Interface dataset entries:
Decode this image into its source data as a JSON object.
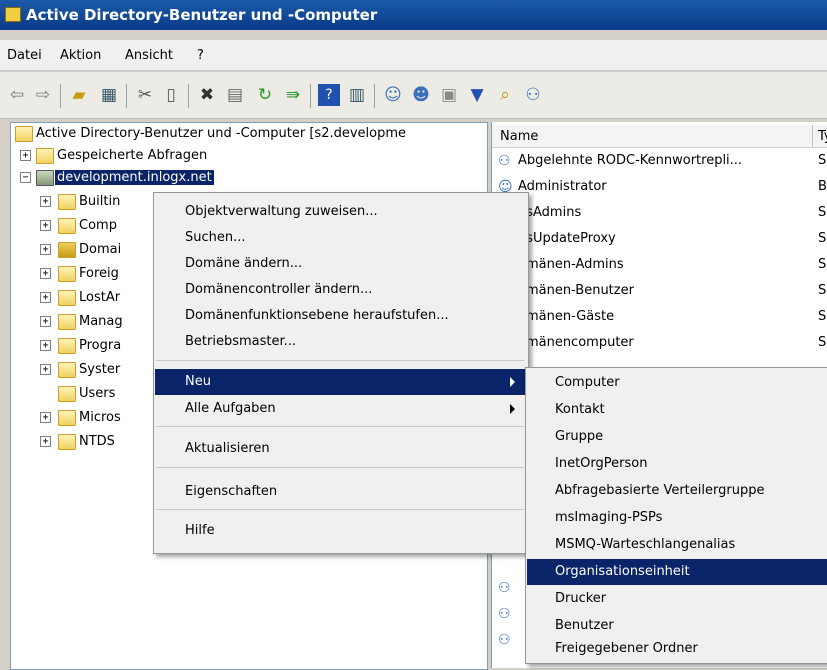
{
  "window": {
    "title": "Active Directory-Benutzer und -Computer"
  },
  "menubar": [
    "Datei",
    "Aktion",
    "Ansicht",
    "?"
  ],
  "toolbar": {
    "icons": [
      "back-arrow-icon",
      "forward-arrow-icon",
      "up-folder-icon",
      "show-hide-tree-icon",
      "cut-icon",
      "copy-icon",
      "delete-icon",
      "properties-icon",
      "refresh-icon",
      "export-list-icon",
      "help-icon",
      "show-hide-action-pane-icon",
      "new-user-icon",
      "new-group-icon",
      "new-ou-icon",
      "filter-icon",
      "find-icon",
      "add-to-group-icon"
    ]
  },
  "tree": {
    "root": "Active Directory-Benutzer und -Computer [s2.developme",
    "saved_queries": "Gespeicherte Abfragen",
    "domain": "development.inlogx.net",
    "children": [
      "Builtin",
      "Comp",
      "Domai",
      "Foreig",
      "LostAr",
      "Manag",
      "Progra",
      "Syster",
      "Users",
      "Micros",
      "NTDS"
    ]
  },
  "list": {
    "columns": {
      "name": "Name",
      "type": "Ty"
    },
    "rows": [
      {
        "name": "Abgelehnte RODC-Kennwortrepli...",
        "type": "Sic"
      },
      {
        "name": "Administrator",
        "type": "Be"
      },
      {
        "name": "nsAdmins",
        "type": "Sic"
      },
      {
        "name": "nsUpdateProxy",
        "type": "Sic"
      },
      {
        "name": "omänen-Admins",
        "type": "Sic"
      },
      {
        "name": "omänen-Benutzer",
        "type": "Sic"
      },
      {
        "name": "omänen-Gäste",
        "type": "Sic"
      },
      {
        "name": "omänencomputer",
        "type": "Sic"
      }
    ]
  },
  "context_menu": {
    "items": [
      "Objektverwaltung zuweisen...",
      "Suchen...",
      "Domäne ändern...",
      "Domänencontroller ändern...",
      "Domänenfunktionsebene heraufstufen...",
      "Betriebsmaster...",
      "Neu",
      "Alle Aufgaben",
      "Aktualisieren",
      "Eigenschaften",
      "Hilfe"
    ],
    "highlighted": "Neu"
  },
  "submenu": {
    "items": [
      "Computer",
      "Kontakt",
      "Gruppe",
      "InetOrgPerson",
      "Abfragebasierte Verteilergruppe",
      "msImaging-PSPs",
      "MSMQ-Warteschlangenalias",
      "Organisationseinheit",
      "Drucker",
      "Benutzer",
      "Freigegebener Ordner"
    ],
    "highlighted": "Organisationseinheit"
  },
  "colors": {
    "selection": "#0a246a",
    "titlebar": "#0a3a8a",
    "menu_bg": "#f0f0f0"
  }
}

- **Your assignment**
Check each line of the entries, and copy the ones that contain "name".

- **Task answer**
      "name": "Name",
        "name": "Abgelehnte RODC-Kennwortrepli...",
        "name": "Administrator",
        "name": "nsAdmins",
        "name": "nsUpdateProxy",
        "name": "omänen-Admins",
        "name": "omänen-Benutzer",
        "name": "omänen-Gäste",
        "name": "omänencomputer",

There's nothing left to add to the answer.